Palestinian Authority President Abbas convened an emergency government meeting on Monday afternoon and announced a general strike and three days of mourning, both to start Tuesday.
"Today is one of the most ferocious days our people have seen," Abbas said, before turning his thoughts to the newly-anointed US Embassy. "Before we were suffering from illegal Israeli settlements. Now it's another illegal settlement by the Israel and the United States."
The embassy move is contentious for Palestinians, who hope to claim part of Jerusalem as their future capital, and for many in the Arab world, as it is home to some of the holiest sites in Islam. The city is also home to deeply holy sites for Jews and Christians.
Several top Trump administration officials were on hand to witness the official unveiling of the US Embassy in Jerusalem on Monday, marking the formal upending of decades of American foreign policy.

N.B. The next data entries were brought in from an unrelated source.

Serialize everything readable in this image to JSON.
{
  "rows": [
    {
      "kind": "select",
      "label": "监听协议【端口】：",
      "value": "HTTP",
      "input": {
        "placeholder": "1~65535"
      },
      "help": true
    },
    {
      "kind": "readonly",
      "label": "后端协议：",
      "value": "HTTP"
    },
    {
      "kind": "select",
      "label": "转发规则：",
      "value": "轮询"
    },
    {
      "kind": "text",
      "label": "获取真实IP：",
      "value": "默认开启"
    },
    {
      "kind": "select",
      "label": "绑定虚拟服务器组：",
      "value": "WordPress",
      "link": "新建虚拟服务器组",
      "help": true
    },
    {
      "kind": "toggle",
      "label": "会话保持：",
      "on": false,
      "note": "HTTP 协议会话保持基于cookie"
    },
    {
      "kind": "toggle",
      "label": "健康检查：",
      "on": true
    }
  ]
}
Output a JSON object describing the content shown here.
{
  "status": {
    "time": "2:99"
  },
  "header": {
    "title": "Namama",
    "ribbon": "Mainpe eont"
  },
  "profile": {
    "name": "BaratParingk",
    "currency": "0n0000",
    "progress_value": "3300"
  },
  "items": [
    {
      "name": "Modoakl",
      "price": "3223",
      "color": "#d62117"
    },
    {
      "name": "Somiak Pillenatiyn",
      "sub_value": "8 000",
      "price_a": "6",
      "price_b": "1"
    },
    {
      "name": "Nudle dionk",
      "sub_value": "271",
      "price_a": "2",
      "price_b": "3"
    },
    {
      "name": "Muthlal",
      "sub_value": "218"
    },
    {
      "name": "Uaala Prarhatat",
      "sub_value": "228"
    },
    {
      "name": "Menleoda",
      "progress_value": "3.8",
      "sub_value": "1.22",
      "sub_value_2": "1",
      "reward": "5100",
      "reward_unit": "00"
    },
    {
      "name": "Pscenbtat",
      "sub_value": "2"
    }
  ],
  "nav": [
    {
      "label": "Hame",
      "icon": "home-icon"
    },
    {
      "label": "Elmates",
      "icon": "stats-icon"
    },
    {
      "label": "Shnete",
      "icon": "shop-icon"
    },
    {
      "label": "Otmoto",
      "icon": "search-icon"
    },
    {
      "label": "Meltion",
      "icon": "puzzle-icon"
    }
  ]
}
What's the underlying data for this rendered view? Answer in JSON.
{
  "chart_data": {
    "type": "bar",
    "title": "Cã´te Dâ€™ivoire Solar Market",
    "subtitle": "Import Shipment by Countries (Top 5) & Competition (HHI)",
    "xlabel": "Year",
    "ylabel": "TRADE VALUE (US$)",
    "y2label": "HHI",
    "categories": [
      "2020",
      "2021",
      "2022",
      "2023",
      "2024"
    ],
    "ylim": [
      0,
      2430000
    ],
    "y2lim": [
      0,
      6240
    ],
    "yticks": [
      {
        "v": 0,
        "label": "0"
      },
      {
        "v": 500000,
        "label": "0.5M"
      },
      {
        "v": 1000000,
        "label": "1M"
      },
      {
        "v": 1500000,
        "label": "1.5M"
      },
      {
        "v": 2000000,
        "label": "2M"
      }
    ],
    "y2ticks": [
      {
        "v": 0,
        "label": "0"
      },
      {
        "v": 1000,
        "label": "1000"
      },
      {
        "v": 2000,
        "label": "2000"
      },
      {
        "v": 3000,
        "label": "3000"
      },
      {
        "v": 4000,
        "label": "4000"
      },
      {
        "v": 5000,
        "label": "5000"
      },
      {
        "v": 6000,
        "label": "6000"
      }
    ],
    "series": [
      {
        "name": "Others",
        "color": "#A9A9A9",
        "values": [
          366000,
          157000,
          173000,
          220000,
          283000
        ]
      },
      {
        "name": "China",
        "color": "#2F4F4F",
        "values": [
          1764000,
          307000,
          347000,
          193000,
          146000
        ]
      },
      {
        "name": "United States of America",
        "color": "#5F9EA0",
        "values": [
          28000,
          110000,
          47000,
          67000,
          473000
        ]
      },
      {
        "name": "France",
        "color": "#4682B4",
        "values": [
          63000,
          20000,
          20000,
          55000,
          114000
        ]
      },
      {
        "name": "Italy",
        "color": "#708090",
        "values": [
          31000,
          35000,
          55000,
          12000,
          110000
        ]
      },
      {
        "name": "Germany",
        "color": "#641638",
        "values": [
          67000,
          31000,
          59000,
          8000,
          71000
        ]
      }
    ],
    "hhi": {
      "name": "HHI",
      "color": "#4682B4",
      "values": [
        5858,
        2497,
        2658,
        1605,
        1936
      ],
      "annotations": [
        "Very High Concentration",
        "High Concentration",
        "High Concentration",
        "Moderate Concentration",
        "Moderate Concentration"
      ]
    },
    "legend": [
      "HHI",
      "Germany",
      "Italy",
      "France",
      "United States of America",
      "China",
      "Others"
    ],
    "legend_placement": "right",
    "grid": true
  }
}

President Donald Trump did not attend the ceremony, but in a video message broadcast at the event he congratulated Israel, saying the opening had been "a long time coming."
"Israel is a sovereign nation with the right like every other sovereign nation to determine its own capital, yet for many years, we failed to acknowledge the obvious, the plain reality that Israel's capital is Jerusalem," Trump said in the pre-recorded remarks.
While Monday's protests in Gaza were organized to coincide with the embassy opening, the demonstrations are about far more than the change in status of the US consulate building in Jerusalem.
On every Friday since the end of March, tens of thousands have marched to the border to take part in "Great March of Return" protests, which seek to highlight Palestinians' right to return to homes lost by their ancestors during the war that accompanied the founding of the state of Israel in 1948.
The protests culminate on Tuesday with the anniversary of what Palestinians call Nakba Day, or "Day of Catastrophe," which marks when the more than 700,000 Palestinians who were either expelled from or fled their homes during the wars that surrounded Israel's foundation. Thousands are expected to attend Tuesday's demonstration.
Ian Lee reported from Gaza, and Abeer Salman reported from Jerusalem. Tamari Qiblawi wrote from Beirut. Richard Roth contributed to this report from the UN in New York. CNN's Natalie Gallon, James Griffiths, and Samantha Beech contributed reporting.